Reminder! DMCA Agent Registration Deadline Approaching
October 23, 2017
DMCA Agent Registration Must Be Completed By December 31st
The U.S. Copyright Office’s new electronic system to designate and search for agents to receive notifications of claimed infringement under the Digital Millennium Copyright Act (DMCA) is now live. Most importantly, by December 31, 2017, service providers are required to designate an agent under the DMCA using the new online system.
The requirement applies even if a designation was previously made under the old system. At the end of the year, the paper system will cease to exist and any designation not made through the online registration system will expire and become invalid.
Designating an Agent Under the DMCA

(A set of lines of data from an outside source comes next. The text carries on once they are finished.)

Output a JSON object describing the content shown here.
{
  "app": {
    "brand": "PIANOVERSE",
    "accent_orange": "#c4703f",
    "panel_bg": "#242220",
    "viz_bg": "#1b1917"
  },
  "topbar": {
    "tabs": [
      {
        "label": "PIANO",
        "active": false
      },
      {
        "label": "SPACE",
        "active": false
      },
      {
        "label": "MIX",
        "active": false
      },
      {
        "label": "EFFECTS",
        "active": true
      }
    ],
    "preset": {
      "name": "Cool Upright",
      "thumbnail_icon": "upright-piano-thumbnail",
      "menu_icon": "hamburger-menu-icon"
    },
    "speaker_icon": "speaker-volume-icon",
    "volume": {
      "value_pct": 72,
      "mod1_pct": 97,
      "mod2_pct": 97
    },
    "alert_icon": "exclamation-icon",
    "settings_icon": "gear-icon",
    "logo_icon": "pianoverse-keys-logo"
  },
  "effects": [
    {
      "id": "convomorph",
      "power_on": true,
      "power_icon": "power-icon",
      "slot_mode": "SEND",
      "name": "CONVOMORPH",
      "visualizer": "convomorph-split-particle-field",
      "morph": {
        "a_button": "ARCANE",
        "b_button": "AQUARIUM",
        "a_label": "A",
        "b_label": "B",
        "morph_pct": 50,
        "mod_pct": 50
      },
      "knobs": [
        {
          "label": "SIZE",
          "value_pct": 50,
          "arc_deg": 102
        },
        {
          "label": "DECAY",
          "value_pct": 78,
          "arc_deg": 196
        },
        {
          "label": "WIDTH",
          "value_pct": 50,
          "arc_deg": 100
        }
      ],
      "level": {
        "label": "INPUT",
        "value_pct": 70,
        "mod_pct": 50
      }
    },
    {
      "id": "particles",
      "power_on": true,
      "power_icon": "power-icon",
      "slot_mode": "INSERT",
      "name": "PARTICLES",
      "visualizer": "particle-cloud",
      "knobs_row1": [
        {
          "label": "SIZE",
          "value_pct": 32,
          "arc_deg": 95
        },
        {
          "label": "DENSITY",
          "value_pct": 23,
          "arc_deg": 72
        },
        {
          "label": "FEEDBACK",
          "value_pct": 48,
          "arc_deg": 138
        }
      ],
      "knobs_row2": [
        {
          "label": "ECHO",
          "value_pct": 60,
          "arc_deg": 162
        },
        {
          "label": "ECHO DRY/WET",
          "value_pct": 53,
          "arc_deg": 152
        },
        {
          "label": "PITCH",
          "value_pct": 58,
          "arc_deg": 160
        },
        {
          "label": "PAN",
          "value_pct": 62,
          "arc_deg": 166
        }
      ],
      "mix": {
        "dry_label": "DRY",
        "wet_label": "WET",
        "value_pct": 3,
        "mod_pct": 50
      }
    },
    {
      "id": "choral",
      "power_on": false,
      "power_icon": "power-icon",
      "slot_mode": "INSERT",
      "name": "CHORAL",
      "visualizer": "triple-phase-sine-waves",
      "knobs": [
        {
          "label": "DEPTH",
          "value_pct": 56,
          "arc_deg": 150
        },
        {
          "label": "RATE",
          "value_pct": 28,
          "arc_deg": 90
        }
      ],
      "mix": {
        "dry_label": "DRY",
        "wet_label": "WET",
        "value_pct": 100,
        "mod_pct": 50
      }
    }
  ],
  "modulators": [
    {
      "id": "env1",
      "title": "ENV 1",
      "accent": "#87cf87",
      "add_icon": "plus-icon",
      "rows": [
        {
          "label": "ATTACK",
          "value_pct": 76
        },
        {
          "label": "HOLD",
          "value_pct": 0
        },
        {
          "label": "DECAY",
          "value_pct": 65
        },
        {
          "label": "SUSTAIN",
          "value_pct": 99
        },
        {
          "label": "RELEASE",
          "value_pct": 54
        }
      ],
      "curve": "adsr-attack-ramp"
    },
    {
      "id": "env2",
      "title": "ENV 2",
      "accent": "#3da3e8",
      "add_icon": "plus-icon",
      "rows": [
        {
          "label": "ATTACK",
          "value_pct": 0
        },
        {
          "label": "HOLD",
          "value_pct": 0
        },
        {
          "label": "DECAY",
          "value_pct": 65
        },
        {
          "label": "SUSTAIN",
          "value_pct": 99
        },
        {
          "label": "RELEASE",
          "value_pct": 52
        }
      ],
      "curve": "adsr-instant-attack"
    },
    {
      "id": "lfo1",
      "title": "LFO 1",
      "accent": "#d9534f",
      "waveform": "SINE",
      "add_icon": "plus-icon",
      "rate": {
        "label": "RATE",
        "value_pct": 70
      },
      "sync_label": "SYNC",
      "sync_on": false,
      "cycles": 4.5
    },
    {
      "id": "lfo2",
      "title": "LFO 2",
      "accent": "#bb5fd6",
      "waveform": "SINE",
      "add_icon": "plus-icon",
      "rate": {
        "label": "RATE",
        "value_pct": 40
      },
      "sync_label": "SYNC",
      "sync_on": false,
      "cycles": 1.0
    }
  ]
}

As discussed more extensively in a prior article, Section 512 of the DMCA provides safe harbors from copyright infringement liability for online service providers that are engaged in specified activities and that meet certain eligibility requirements. In order to qualify for safe harbor protection, certain kinds of service providers—including those that allow third parties to post or store material on their systems, and search engines, directories, and other information location tools— must designate an agent to receive notifications of claimed copyright infringement.
To designate an agent, a service provider must make certain contact information for the agent available to the public on its website. They also need to provide the same information to the Copyright Office, which maintains a centralized online directory of designated agent contact information for public use.
Under the prior regulations, registration was only required once and service providers paid a one-time fee. However, the Copyright Office determined that businesses were not keeping their designations accurate by timely updating information when it changed.
Under the new DMCA regulations, service providers must also renew their registration every three years. The agent designation will expire unless the service provider renews it by either amending it to correct or update all relevant information or by resubmitting it without amendment to confirm the designation’s continued accuracy.
Key Features of New Electronic DMCA System
The Copyright Office’s electronic system went live on December 1, 2016, and the agency no longer accepts paper designations. According to the agency, the new system is easier to use and imposes lower agent registration fees for service providers.
In its own reminder about designating a DMCA, the U.S. Copyright Office highlighted that it is continuing to add new features to the electronic system. Its latest release added the following:
- The Copyright Office can now transfer a designation from one user account to another upon request.
- By default, search results in the public directory now only show active service provider designations. There is now a box that users can check if they wish to also see terminated designations.
- System users can now delete in-process designations.
- There is now a preview screen that users will see before submitting payment.
Of course, the new system has one catch — businesses that previously designated an agent through a paper submission must complete a new designation using the electronic system by December 31, 2017.
Because service providers that fail to maintain accurate information may not satisfy the statutory requirements necessary for DMCA safe harbor protection, forgetting to maintain or renew an agent designation could lead to costly and unforeseen liability. It is imperative for businesses to file their agent designations before the December 31, 2017 deadline and create procedures for ensuring timely renewals in the future.
If you have any questions or if you would like to discuss your copyright, trademark, or patent legal needs, feel free to contact me, William Samuels, at 201-806-3364.